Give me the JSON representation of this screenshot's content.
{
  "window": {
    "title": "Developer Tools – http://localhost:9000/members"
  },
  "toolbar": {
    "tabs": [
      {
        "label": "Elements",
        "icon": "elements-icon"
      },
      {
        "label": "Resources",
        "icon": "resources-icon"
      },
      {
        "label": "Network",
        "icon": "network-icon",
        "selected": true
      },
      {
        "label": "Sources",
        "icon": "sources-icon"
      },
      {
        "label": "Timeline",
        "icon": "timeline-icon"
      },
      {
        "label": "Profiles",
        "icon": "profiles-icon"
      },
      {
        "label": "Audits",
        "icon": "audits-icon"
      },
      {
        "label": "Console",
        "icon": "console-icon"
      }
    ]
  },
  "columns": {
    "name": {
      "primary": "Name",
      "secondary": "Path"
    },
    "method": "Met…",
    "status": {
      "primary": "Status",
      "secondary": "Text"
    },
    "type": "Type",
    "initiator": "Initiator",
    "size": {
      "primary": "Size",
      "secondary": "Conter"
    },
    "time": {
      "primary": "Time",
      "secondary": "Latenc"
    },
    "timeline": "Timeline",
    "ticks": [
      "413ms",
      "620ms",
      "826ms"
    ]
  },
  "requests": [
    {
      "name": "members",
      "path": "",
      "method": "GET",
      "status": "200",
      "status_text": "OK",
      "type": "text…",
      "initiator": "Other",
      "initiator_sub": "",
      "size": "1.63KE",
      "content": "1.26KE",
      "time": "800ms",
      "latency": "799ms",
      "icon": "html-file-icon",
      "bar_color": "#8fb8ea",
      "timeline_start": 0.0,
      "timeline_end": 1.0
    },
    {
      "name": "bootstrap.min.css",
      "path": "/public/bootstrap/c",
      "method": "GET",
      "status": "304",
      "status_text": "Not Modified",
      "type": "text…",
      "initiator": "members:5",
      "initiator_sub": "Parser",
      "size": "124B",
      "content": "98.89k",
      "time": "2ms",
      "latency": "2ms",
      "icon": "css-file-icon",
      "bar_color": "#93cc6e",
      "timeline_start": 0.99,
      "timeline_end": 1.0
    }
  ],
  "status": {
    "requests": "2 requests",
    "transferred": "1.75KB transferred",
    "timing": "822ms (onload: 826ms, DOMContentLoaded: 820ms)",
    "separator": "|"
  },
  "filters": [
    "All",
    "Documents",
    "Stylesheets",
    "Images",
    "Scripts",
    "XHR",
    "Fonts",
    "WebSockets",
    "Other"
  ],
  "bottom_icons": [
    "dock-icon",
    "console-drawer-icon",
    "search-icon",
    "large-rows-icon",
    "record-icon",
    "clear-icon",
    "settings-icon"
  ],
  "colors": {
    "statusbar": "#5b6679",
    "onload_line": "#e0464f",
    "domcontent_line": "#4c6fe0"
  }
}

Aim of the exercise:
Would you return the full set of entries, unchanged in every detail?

Solution:
Give me the JSON representation of this screenshot's content.
{
  "window": {
    "title": "Developer Tools – http://localhost:9000/members"
  },
  "toolbar": {
    "tabs": [
      {
        "label": "Elements",
        "icon": "elements-icon"
      },
      {
        "label": "Resources",
        "icon": "resources-icon"
      },
      {
        "label": "Network",
        "icon": "network-icon",
        "selected": true
      },
      {
        "label": "Sources",
        "icon": "sources-icon"
      },
      {
        "label": "Timeline",
        "icon": "timeline-icon"
      },
      {
        "label": "Profiles",
        "icon": "profiles-icon"
      },
      {
        "label": "Audits",
        "icon": "audits-icon"
      },
      {
        "label": "Console",
        "icon": "console-icon"
      }
    ]
  },
  "columns": {
    "name": {
      "primary": "Name",
      "secondary": "Path"
    },
    "method": "Met…",
    "status": {
      "primary": "Status",
      "secondary": "Text"
    },
    "type": "Type",
    "initiator": "Initiator",
    "size": {
      "primary": "Size",
      "secondary": "Conter"
    },
    "time": {
      "primary": "Time",
      "secondary": "Latenc"
    },
    "timeline": "Timeline",
    "ticks": [
      "413ms",
      "620ms",
      "826ms"
    ]
  },
  "requests": [
    {
      "name": "members",
      "path": "",
      "method": "GET",
      "status": "200",
      "status_text": "OK",
      "type": "text…",
      "initiator": "Other",
      "initiator_sub": "",
      "size": "1.63KE",
      "content": "1.26KE",
      "time": "800ms",
      "latency": "799ms",
      "icon": "html-file-icon",
      "bar_color": "#8fb8ea",
      "timeline_start": 0.0,
      "timeline_end": 1.0
    },
    {
      "name": "bootstrap.min.css",
      "path": "/public/bootstrap/c",
      "method": "GET",
      "status": "304",
      "status_text": "Not Modified",
      "type": "text…",
      "initiator": "members:5",
      "initiator_sub": "Parser",
      "size": "124B",
      "content": "98.89k",
      "time": "2ms",
      "latency": "2ms",
      "icon": "css-file-icon",
      "bar_color": "#93cc6e",
      "timeline_start": 0.99,
      "timeline_end": 1.0
    }
  ],
  "status": {
    "requests": "2 requests",
    "transferred": "1.75KB transferred",
    "timing": "822ms (onload: 826ms, DOMContentLoaded: 820ms)",
    "separator": "|"
  },
  "filters": [
    "All",
    "Documents",
    "Stylesheets",
    "Images",
    "Scripts",
    "XHR",
    "Fonts",
    "WebSockets",
    "Other"
  ],
  "bottom_icons": [
    "dock-icon",
    "console-drawer-icon",
    "search-icon",
    "large-rows-icon",
    "record-icon",
    "clear-icon",
    "settings-icon"
  ],
  "colors": {
    "statusbar": "#5b6679",
    "onload_line": "#e0464f",
    "domcontent_line": "#4c6fe0"
  }
}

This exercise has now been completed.